Instead, after being left outside the walls of the city with hooded gaurds in what seems to be a desolate land that is nothing more than a "building, some weeds and a - a lake. A Great Lake of Boiling Oil," they discover Artimé, a magical land with enormous animal mash-ups (platyprots, octogators, turtles with wings named Jim) and statues that can come to life, overseen by Marcus Today, the very Dumbledore-esque mage. The children are taken to a great mansion where all the Unwanteds from the past fifty years have lived and learned the creative arts - writing, painting, drawing, sculpting, acting and music - as well as being given Magical Warrior Training, which draws on the creative arts. Despite this paradise they have entered, there is tension from the start for this newest group of Unwanteds. Alex Stowe is a twin with a brother, Aaron, who was designated Wanted and is attending Wanted University, training to become a Governor one day. Alex cannot stop thinking about his twin and is plagued by dreams where they are living happily in Artimé until Justine appears. Marcus Today knows that Alex and Aaron could be the downfall of Artimé and he begins to prepare for a battle. There is also Samheed, an angry actor who was destined to be a Wanted until Aaron reported him for dramatic behavior, and his older conspirator, Will Blair, son of a general. Then there is the talented, tiny, fierce Lani Halouki, purged before she even reached the age of thirteen by her father, a Governor.

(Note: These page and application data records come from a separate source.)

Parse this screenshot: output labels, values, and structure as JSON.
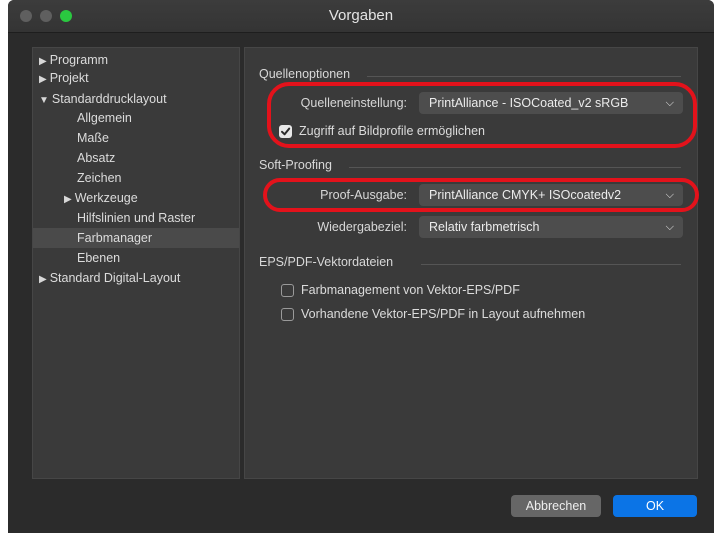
{
  "window": {
    "title": "Vorgaben",
    "traffic_lights": [
      "close-inactive",
      "minimize-inactive",
      "zoom-active"
    ],
    "colors": {
      "background": "#2b2b2b",
      "panel": "#3a3a3a",
      "highlight_annotation": "#e3121b",
      "ok_button": "#0b74e6",
      "zoom_light": "#2ac840"
    }
  },
  "sidebar": {
    "items": [
      {
        "label": "Programm",
        "icon": "triangle-right-icon"
      },
      {
        "label": "Projekt",
        "icon": "triangle-right-icon"
      },
      {
        "label": "Standarddrucklayout",
        "icon": "triangle-down-icon"
      },
      {
        "label": "Allgemein"
      },
      {
        "label": "Maße"
      },
      {
        "label": "Absatz"
      },
      {
        "label": "Zeichen"
      },
      {
        "label": "Werkzeuge",
        "icon": "triangle-right-icon"
      },
      {
        "label": "Hilfslinien und Raster"
      },
      {
        "label": "Farbmanager",
        "selected": true
      },
      {
        "label": "Ebenen"
      },
      {
        "label": "Standard Digital-Layout",
        "icon": "triangle-right-icon"
      }
    ]
  },
  "panel": {
    "quellenoptionen": {
      "title": "Quellenoptionen",
      "source_label": "Quelleneinstellung:",
      "source_value": "PrintAlliance - ISOCoated_v2 sRGB",
      "access_label": "Zugriff auf Bildprofile ermöglichen",
      "access_checked": true
    },
    "softproofing": {
      "title": "Soft-Proofing",
      "proof_label": "Proof-Ausgabe:",
      "proof_value": "PrintAlliance CMYK+ ISOcoatedv2",
      "render_label": "Wiedergabeziel:",
      "render_value": "Relativ farbmetrisch"
    },
    "eps": {
      "title": "EPS/PDF-Vektordateien",
      "option1_label": "Farbmanagement von Vektor-EPS/PDF",
      "option1_checked": false,
      "option2_label": "Vorhandene Vektor-EPS/PDF in Layout aufnehmen",
      "option2_checked": false
    }
  },
  "footer": {
    "cancel_label": "Abbrechen",
    "ok_label": "OK"
  }
}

It's clear early on that a major battle is coming by the end of the book and that the separate worlds of Quill and Artimé will clash and never be the same as this series plays out over what I think will be five books. The magic in The Unwanteds that springs forth from paintbrushes, pencils and iambic pentameter written and spoken is pretty exciting and it is really interesting to see the two hugely popular genres blended here. Mc Mann is a solid writer and brings a few new ideas and images to a setting that feels very familiar. She has written two other trilogies of YA books as well as a few YA stand alones. McMann has also authored one of the books in the Infinity Ring series of books that, like the popular 39 Clues series and the newer Spirit Animals series, employs bestselling kid's book authors to write installments for the various series. Even without winning California Young Reader Medal, The Unwanteds is very popular and will be on the shelves for a long time.

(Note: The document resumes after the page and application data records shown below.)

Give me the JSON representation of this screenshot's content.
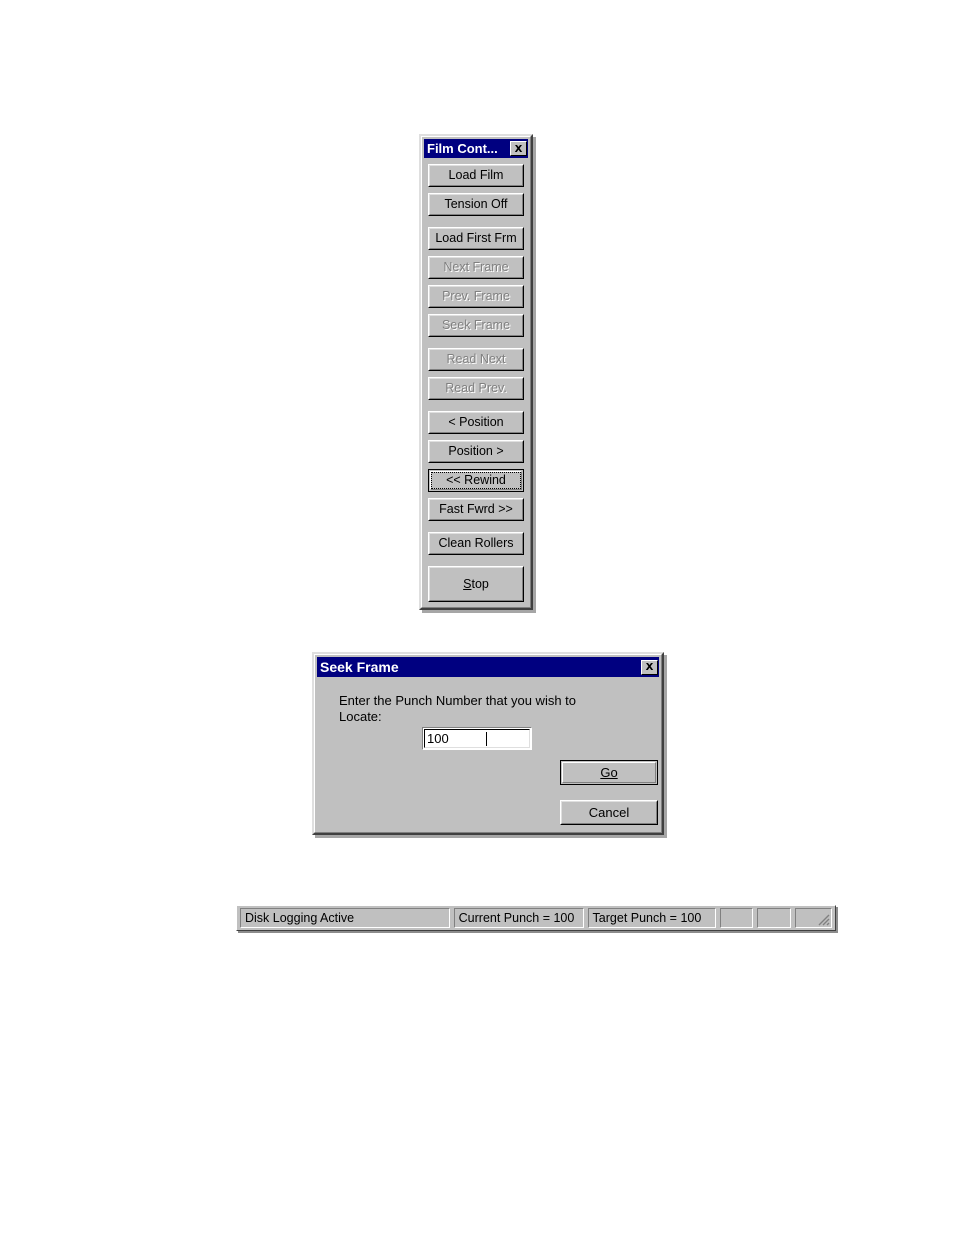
{
  "film_control": {
    "title": "Film Cont...",
    "close_icon": "close-icon",
    "buttons": [
      {
        "label": "Load Film",
        "disabled": false,
        "gap_after": false,
        "focused": false,
        "tall": false
      },
      {
        "label": "Tension Off",
        "disabled": false,
        "gap_after": true,
        "focused": false,
        "tall": false
      },
      {
        "label": "Load First Frm",
        "disabled": false,
        "gap_after": false,
        "focused": false,
        "tall": false
      },
      {
        "label": "Next Frame",
        "disabled": true,
        "gap_after": false,
        "focused": false,
        "tall": false
      },
      {
        "label": "Prev. Frame",
        "disabled": true,
        "gap_after": false,
        "focused": false,
        "tall": false
      },
      {
        "label": "Seek Frame",
        "disabled": true,
        "gap_after": true,
        "focused": false,
        "tall": false
      },
      {
        "label": "Read Next",
        "disabled": true,
        "gap_after": false,
        "focused": false,
        "tall": false
      },
      {
        "label": "Read Prev.",
        "disabled": true,
        "gap_after": true,
        "focused": false,
        "tall": false
      },
      {
        "label": "< Position",
        "disabled": false,
        "gap_after": false,
        "focused": false,
        "tall": false
      },
      {
        "label": "Position >",
        "disabled": false,
        "gap_after": false,
        "focused": false,
        "tall": false
      },
      {
        "label": "<< Rewind",
        "disabled": false,
        "gap_after": false,
        "focused": true,
        "tall": false
      },
      {
        "label": "Fast Fwrd >>",
        "disabled": false,
        "gap_after": true,
        "focused": false,
        "tall": false
      },
      {
        "label": "Clean Rollers",
        "disabled": false,
        "gap_after": true,
        "focused": false,
        "tall": false
      },
      {
        "label": "Stop",
        "disabled": false,
        "gap_after": false,
        "focused": false,
        "tall": true,
        "accel": "S"
      }
    ]
  },
  "seek_dialog": {
    "title": "Seek Frame",
    "close_icon": "close-icon",
    "prompt": "Enter the Punch Number that you wish to Locate:",
    "input": {
      "value": "100",
      "placeholder": ""
    },
    "go_button": {
      "label": "Go",
      "accel": "G",
      "is_default": true
    },
    "cancel_button": {
      "label": "Cancel",
      "is_default": false
    }
  },
  "status_bar": {
    "panes": [
      {
        "text": "Disk Logging Active"
      },
      {
        "text": "Current Punch = 100"
      },
      {
        "text": "Target Punch = 100"
      },
      {
        "text": ""
      },
      {
        "text": ""
      },
      {
        "text": ""
      }
    ],
    "grip_icon": "resize-grip-icon"
  },
  "colors": {
    "face": "#c0c0c0",
    "titlebar_active": "#000080",
    "titlebar_text": "#ffffff",
    "text": "#000000",
    "text_disabled": "#808080",
    "field_bg": "#ffffff"
  }
}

Book 4 is due out September 2, 2014
Source: Purchased Audio Book